ALBANESE: We’ll get to you, Greg. We’ll get to you, Greg. Don’t worry. Greg can have the last question, okay?

 

JOURNALIST: Mr Albanese, one of the issues that has caused tension in Labor over the last little bit has been an open debate between Mark Butler and Joel Fitzgibbon about a medium-term emissions reduction target, the 2030 or 2035 target. Previously you have said, ‘We will set a target consistent with the science.’ You told the National Press Club that. A couple of days ago, you said voters would be aware exactly of your process going up to net zero emissions by 2050. Is it a target or a process?

 

ALBANESE: You’re trying to read tea-leaves and read different things.

 

JOURNALIST: What is the position?

 

ALBANESE: The position is pretty clear. We have net zero emissions by 2050. And we will have a complete announcement, including how we get there, before the election. One of the things that I’ve said consistently is that, and I said it a couple of weeks ago in answer to a question from the honourable Phil Coorey, one of the things that we do is to look at the fact that changes occur. Now, there are 22 different policies this Government has had. If I had announced a policy under President Trump, it may well be that the international scene on climate change is different under President-elect Biden. That’s the point that I have been making consistently. So, no matter how many times people from The Guardian or The Australian have asked the same question, they effectively get the same answer. You might try and draw different nuance in, but you get the same answer.

 

JOURNALIST: But we are getting different answers.

 

ALBANESE: You get the same answer. Sometimes you try and draw different things into what shade of green that is, what this is made of, but essentially, it’s the same answer.

 

JOURNALIST: Will you have a target?

 

ALBANESE: We have a net zero emissions target by 2050. It will all be there. Guess what?

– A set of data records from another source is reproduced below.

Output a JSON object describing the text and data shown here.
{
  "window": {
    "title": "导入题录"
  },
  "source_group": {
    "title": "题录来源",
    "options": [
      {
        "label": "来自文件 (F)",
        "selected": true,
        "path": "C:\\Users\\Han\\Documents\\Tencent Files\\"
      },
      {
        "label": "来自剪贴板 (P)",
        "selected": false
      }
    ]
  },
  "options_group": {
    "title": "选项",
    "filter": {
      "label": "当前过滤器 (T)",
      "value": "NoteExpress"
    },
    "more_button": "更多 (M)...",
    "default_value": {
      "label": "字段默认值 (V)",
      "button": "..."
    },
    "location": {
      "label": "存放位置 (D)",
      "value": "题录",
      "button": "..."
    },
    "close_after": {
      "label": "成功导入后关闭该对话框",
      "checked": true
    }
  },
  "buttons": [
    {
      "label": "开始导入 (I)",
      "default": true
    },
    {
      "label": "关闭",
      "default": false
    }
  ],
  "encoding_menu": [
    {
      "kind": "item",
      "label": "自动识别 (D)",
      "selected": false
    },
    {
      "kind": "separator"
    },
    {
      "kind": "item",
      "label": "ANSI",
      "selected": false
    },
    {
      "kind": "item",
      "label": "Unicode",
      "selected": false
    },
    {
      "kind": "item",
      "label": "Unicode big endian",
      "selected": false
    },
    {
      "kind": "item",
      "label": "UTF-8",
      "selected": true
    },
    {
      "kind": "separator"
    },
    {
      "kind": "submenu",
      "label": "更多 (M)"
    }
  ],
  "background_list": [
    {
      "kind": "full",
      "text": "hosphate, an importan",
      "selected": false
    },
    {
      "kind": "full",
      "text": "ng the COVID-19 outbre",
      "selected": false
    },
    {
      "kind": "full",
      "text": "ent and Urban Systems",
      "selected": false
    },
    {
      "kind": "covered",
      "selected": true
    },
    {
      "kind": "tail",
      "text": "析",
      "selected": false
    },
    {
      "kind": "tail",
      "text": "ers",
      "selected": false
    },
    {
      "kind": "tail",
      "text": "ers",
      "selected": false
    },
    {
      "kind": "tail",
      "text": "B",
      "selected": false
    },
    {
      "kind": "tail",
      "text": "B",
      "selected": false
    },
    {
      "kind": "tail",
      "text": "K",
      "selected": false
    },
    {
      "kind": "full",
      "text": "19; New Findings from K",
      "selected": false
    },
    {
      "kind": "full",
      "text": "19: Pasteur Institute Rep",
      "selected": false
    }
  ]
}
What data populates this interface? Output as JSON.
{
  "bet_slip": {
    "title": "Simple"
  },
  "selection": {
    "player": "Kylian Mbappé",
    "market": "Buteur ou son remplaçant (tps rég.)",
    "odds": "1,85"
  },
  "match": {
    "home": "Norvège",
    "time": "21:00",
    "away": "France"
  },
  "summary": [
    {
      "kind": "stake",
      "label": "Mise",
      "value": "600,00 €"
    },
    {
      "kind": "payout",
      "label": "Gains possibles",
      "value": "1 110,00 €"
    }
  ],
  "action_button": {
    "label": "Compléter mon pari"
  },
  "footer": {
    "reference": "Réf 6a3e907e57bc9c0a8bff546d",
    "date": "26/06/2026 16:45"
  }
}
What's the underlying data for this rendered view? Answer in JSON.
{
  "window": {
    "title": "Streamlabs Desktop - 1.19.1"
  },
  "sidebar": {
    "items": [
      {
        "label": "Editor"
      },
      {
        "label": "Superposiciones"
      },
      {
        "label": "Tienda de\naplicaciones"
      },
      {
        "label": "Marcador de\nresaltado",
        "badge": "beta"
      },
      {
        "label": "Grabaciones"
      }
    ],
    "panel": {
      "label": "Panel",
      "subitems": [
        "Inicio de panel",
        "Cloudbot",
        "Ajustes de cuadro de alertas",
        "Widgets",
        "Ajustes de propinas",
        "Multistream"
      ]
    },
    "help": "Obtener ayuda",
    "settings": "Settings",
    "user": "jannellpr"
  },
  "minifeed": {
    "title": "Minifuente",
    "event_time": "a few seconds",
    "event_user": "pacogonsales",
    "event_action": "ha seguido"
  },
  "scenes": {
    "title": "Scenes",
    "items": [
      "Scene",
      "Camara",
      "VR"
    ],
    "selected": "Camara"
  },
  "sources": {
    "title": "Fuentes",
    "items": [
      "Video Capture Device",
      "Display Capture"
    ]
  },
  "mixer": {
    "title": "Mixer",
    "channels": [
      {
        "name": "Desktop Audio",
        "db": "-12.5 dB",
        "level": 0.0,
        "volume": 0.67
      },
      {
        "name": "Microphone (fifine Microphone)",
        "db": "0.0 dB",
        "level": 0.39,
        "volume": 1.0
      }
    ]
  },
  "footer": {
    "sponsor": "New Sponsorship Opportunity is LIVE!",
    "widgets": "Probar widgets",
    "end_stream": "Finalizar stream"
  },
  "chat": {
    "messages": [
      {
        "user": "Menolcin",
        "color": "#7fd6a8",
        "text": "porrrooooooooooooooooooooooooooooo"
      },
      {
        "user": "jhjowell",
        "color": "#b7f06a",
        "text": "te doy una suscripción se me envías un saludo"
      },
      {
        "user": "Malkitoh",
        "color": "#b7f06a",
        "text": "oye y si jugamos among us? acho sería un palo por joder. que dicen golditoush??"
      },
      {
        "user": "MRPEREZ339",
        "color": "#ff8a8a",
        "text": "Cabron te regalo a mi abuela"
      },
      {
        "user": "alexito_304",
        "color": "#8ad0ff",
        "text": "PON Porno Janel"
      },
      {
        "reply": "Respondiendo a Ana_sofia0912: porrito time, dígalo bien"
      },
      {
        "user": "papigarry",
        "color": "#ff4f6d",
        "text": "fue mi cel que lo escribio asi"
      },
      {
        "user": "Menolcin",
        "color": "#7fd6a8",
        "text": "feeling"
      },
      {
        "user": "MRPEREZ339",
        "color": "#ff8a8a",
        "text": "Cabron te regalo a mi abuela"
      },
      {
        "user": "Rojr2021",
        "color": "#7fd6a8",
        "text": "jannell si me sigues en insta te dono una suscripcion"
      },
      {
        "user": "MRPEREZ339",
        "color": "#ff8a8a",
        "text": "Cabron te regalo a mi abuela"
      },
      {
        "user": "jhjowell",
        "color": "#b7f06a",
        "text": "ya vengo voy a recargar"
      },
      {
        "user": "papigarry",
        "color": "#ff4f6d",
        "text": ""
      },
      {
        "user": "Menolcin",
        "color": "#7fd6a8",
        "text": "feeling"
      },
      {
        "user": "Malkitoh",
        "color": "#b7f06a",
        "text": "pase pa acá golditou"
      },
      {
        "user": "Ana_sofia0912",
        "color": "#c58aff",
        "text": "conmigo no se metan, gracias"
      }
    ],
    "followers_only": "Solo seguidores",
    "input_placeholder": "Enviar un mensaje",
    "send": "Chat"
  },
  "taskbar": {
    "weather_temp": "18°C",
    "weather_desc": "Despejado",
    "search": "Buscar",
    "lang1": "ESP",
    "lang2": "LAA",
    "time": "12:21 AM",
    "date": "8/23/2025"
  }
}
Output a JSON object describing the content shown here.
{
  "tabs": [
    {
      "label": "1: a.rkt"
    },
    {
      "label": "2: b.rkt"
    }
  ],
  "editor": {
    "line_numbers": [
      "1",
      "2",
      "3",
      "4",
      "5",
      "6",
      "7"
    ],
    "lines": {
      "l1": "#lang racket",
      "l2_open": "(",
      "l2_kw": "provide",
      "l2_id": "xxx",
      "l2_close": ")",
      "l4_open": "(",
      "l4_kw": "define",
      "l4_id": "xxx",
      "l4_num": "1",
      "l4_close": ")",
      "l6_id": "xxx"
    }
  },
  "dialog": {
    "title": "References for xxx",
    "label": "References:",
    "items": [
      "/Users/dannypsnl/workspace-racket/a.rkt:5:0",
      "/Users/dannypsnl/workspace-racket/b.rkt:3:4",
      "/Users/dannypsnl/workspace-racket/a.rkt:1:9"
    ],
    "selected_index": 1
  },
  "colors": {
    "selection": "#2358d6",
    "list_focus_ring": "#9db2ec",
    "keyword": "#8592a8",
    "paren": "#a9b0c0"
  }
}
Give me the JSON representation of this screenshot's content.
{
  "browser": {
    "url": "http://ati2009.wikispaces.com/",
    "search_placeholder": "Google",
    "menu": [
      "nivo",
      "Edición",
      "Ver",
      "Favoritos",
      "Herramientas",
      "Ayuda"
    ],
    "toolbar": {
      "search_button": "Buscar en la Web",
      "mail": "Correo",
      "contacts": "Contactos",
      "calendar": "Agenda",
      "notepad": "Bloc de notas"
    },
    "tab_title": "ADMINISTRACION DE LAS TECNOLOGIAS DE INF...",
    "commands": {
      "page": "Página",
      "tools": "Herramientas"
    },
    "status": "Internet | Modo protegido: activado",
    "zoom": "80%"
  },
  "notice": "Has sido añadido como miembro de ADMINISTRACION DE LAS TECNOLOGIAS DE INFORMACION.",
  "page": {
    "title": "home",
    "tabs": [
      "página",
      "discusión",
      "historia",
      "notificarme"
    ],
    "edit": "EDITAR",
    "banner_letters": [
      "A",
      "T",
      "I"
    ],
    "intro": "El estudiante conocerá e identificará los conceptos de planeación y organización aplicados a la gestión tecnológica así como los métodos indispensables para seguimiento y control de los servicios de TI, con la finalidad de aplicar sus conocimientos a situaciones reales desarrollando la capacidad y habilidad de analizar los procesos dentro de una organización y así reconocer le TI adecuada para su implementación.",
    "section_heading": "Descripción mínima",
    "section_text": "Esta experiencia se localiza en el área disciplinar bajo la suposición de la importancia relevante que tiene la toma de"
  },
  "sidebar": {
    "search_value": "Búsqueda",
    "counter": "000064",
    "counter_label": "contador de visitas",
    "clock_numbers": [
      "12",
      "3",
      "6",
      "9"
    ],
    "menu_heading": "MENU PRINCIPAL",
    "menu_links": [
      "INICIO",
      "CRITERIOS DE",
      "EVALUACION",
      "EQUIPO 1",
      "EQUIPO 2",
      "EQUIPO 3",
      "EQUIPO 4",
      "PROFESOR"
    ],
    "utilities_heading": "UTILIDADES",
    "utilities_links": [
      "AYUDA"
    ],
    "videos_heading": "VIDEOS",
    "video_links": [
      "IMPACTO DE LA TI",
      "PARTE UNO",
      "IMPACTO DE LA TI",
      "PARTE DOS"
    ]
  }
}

You’ll have plenty of time before the election to transact exactly what it all means, to go through all of that. And, quite frankly, what you should be doing is holding this Government to account now, that does not have an energy policy in this country.

 

JOURNALIST: Joel Fitzgibbon said today that Labor needed to bridge the gap with its broader base and bridge the divide, as he said, that happened during the Hawke Keating years between what people in rural areas and regional areas who support Labor want, and what people in metropolitan areas want. Do you agree with that? And if so, how do you do it?

 

ALBANESE: Of course, I agree with it. I think we should try and get the vote of everyone wherever they live. Whatever work they do should be respected. Whether they’re a coal miner, whether they are someone who’s working in IT, whether they live in Marrickville, or whether they live in Maryborough. We need to represent people. I make that very clear. And that’s what I do. That’s what our platform has been doing. We’ve been doing it very consistently all the way through. And one of the things I’ve said about climate change is that good action on climate change does three things. It creates jobs, lowers emissions, and it lowers energy prices.

 

JOURNALIST: Just on the coronavirus supplement, $150 until March, what do you want the rate to be after that?

 

ALBANESE: Well, why are they cutting things right now? That’s what’s extraordinary. Why are they cutting things right now? They’ve cut both wage subsidies through JobKeeper and they’re cutting JobSeeker when the Government itself says more people will go on to unemployment benefits between now and Christmas. Now is not the time to be withdrawing support from the economy. Greg, last question. Greg, last question. Make it a good one. Bring it bring it home. Bring it home, Greg.

 

JOURNALIST: (Inaudible).

 

ALBANESE: I refer to my previous answers. There you go.

 

ENDS